Visiting Piet Hein Eek’s space was one of the most inspiring parts of my trip to Eindhoven for Dutch Design Week. In his final exam, Piet wrote: “If you want to function successfully and design beautiful objects, you need to make sure that your environment is a stimulating one and that you feel like a fish in water.” He said that creating this type of environment, your daily reality, is much more important than setting all kinds of goals for the future.


It might have come about more by luck than planning, but he’s done just that. He bought the collection of buildings three years ago, despite the fact it was 4000m2 bigger than he has intended, because it was the only space he could find where the workshop could be right at the heart of the business.


Piet describes his space: “It’s got a bit out of hand really – everything we wanted to do a little bit, we’ve started doing a lot! It started because we found that dealers would only buy what they already sell, so if we make something new they don’t want it, so we thought we would create our own world and sell our own products. But then we thought if people drive for two hours to get here, we need to have more context than only our own stuff, so our little shop became a two-floor concept store. We have a restaurant so they can have some lunch. We have a huge art gallery upstairs. The showroom is vast. We have five studios we rent to new designers, all kinds of people making things. We have an events space… all because of this building.”


“In the end, we might conclude that if we had done it smaller it wouldn’t have been as good as it is now, because we really have the possibility of creating the context we wanted – all’s well that ends well, but it was a coincidence. The size was not important.”


“The only thing we try to do is to have things that don’t fit – to have chaos, to have variety, to experience new things. We just try everything out and we never know what works, but we find out what works, so it’s very experimental. It’s always a coincidence, but that’s quite nice – it’s the context we were looking for.”
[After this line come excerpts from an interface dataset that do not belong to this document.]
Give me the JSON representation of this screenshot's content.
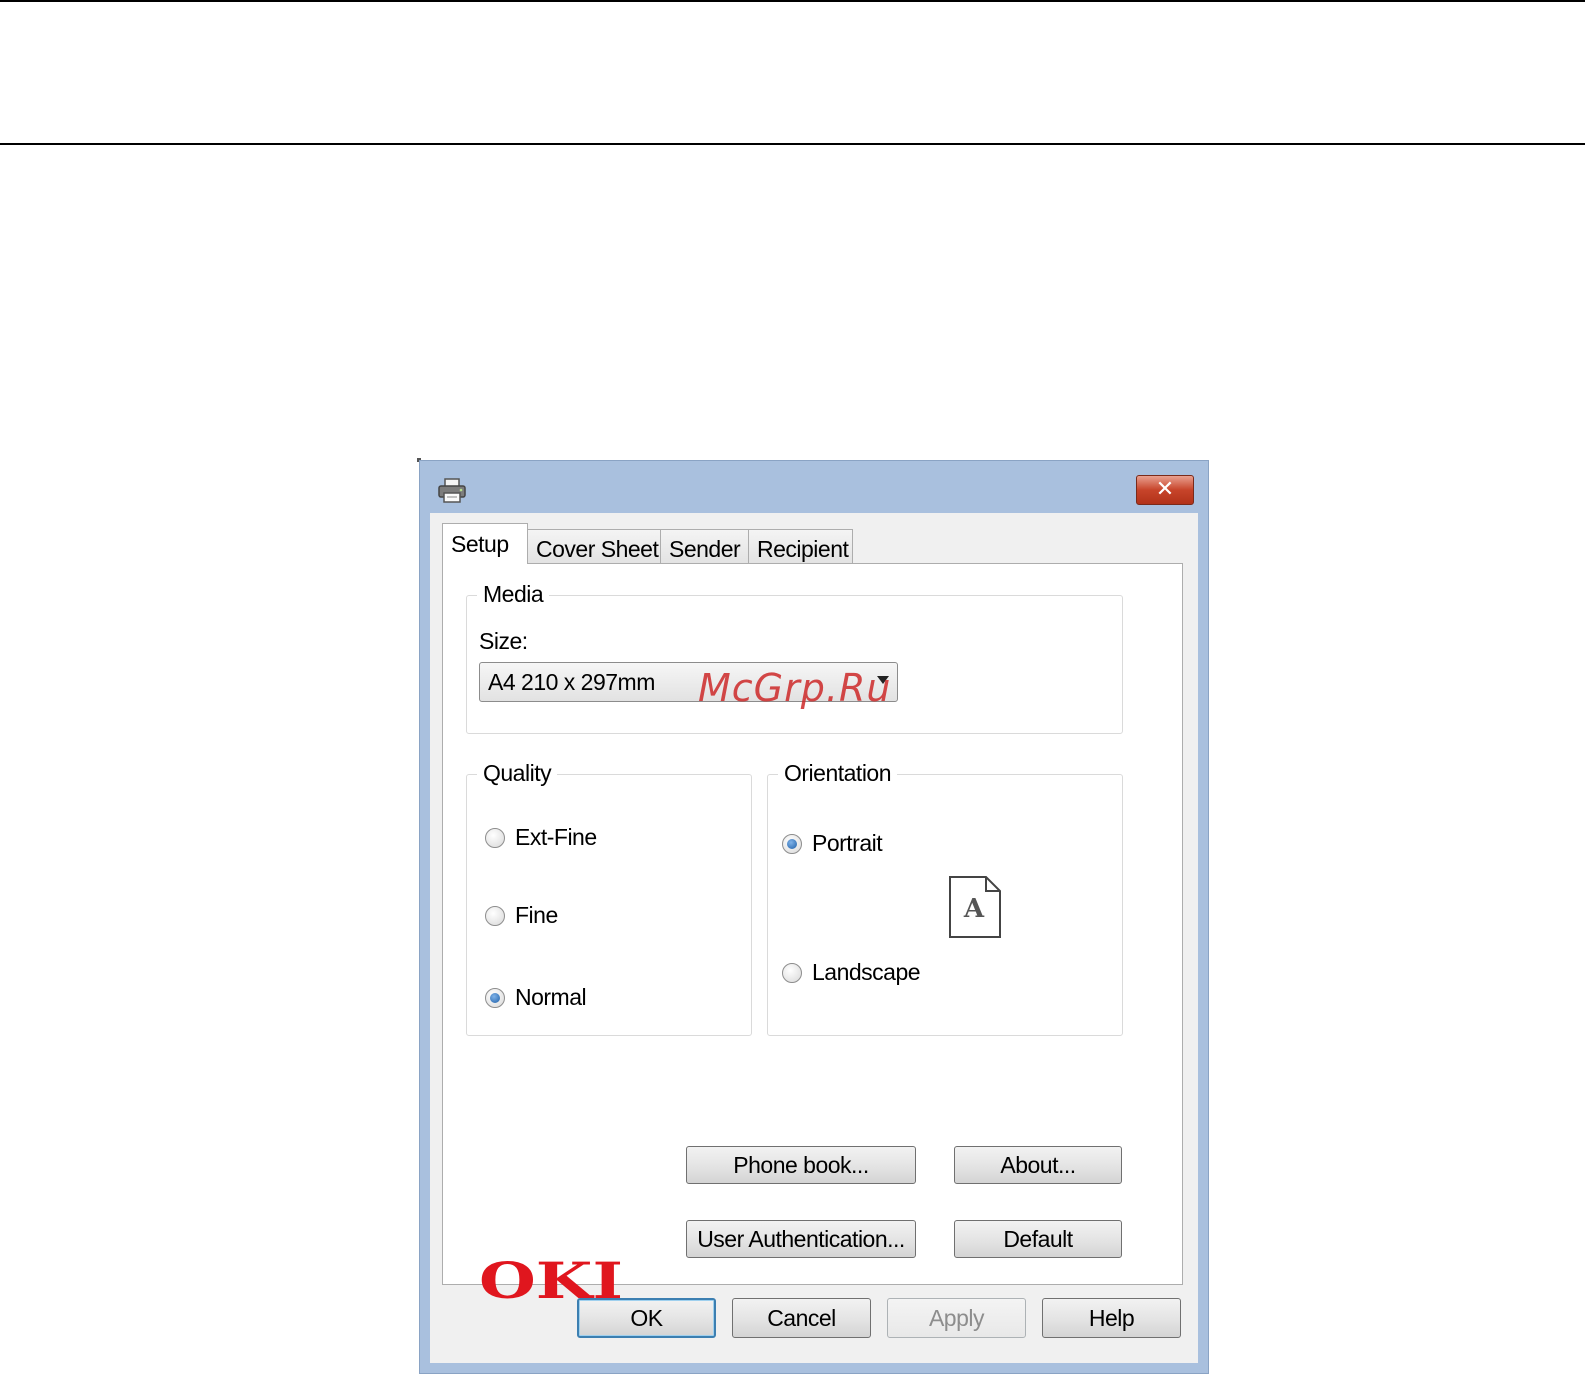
{
  "tabs": [
    {
      "label": "Setup",
      "active": true
    },
    {
      "label": "Cover Sheet",
      "active": false
    },
    {
      "label": "Sender",
      "active": false
    },
    {
      "label": "Recipient",
      "active": false
    }
  ],
  "media": {
    "group_label": "Media",
    "size_label": "Size:",
    "size_value": "A4 210 x 297mm"
  },
  "quality": {
    "group_label": "Quality",
    "options": [
      {
        "label": "Ext-Fine",
        "checked": false
      },
      {
        "label": "Fine",
        "checked": false
      },
      {
        "label": "Normal",
        "checked": true
      }
    ]
  },
  "orientation": {
    "group_label": "Orientation",
    "options": [
      {
        "label": "Portrait",
        "checked": true
      },
      {
        "label": "Landscape",
        "checked": false
      }
    ],
    "preview_letter": "A"
  },
  "panel_buttons": {
    "phone_book": "Phone book...",
    "about": "About...",
    "user_auth": "User Authentication...",
    "default": "Default"
  },
  "logo_text": "OKI",
  "dialog_buttons": {
    "ok": "OK",
    "cancel": "Cancel",
    "apply": "Apply",
    "help": "Help"
  },
  "watermark": "McGrp.Ru",
  "colors": {
    "logo_red": "#e0161e",
    "titlebar": "#a9c0de",
    "close_button": "#c7442a",
    "radio_checked": "#1d5fa8"
  },
  "icons": {
    "title": "printer-icon",
    "close": "close-icon",
    "combo": "chevron-down-icon"
  }
}
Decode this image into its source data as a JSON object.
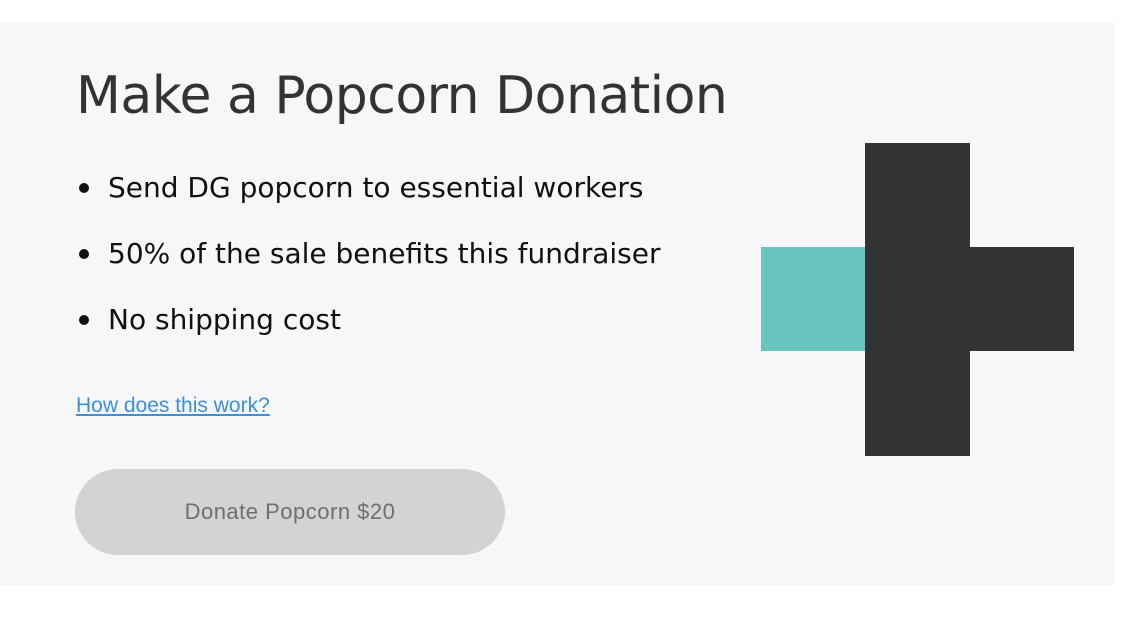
{
  "donation": {
    "title": "Make a Popcorn Donation",
    "bullets": [
      "Send DG popcorn to essential workers",
      "50% of the sale benefits this fundraiser",
      "No shipping cost"
    ],
    "help_link": "How does this work?",
    "donate_button": "Donate Popcorn $20"
  },
  "logo": {
    "icon": "plus-logo-icon",
    "colors": {
      "teal": "#69c5bd",
      "dark": "#333333"
    }
  },
  "colors": {
    "background": "#f7f7f9",
    "link": "#3a8fde",
    "button_bg": "#d3d3d3",
    "button_text": "#6f6f6f"
  }
}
Piet Hein Eek

“During the week when the workshop is open, that’s the best time. The noise, and the smell… then the concept is complete. You can see the products being made on the other side of the window. That’s the fun.”


“The new collection is Waste Waste 40 40. I designed it because we still have waste even from the Waste tables! There are always very small pieces of wood, which you don’t use.”
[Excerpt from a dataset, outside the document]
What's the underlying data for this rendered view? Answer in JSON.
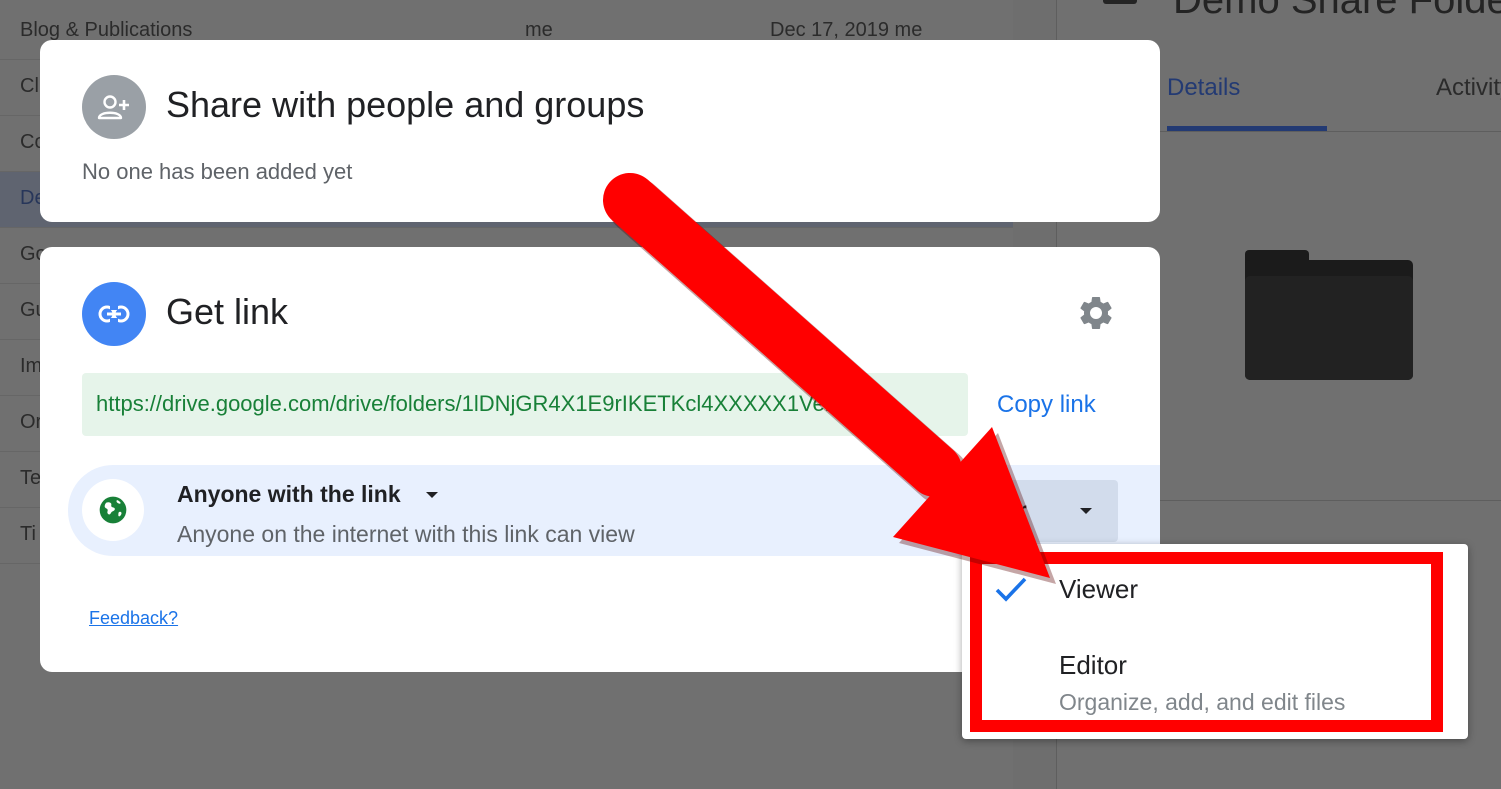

“The 40 40 makes the blocks of 40 40 as the starting point for the design. The sizes and dimensions are always 40, 80, 120, etc, so we use the leftovers from the canteen tables. We never make two the same.”


Piet Hein Eek is one of life’s rare can-do people. His energy and drive have time and time again turned problems into opportunities. His generosity and collaborative nature have drawn an exciting group of creative people to him. He’s a really inspiring man, who’s built a really inspiring world around him that people just want to be a part of.

Piet Hein Eek

Our trip to Eindhoven was supported by

Katie Treggiden is a purpose-driven journalist, author and, podcaster championing a circular approach to design – because Planet Earth needs better stories. She is also the founder and director of Making Design Circular, a program and membership community for designer-makers who want to join the circular economy. With 20 years' experience in the creative industries, she regularly contributes to publications such as The Guardian, Crafts Magazine and Monocle24 – as well as being Editor at Large for Design Milk. She is currently exploring the question ‘can craft save the world?’ through an emerging body of work that includes her fifth book, Wasted: When Trash Becomes Treasure (Ludion, 2020), and a podcast, Circular with Katie Treggiden.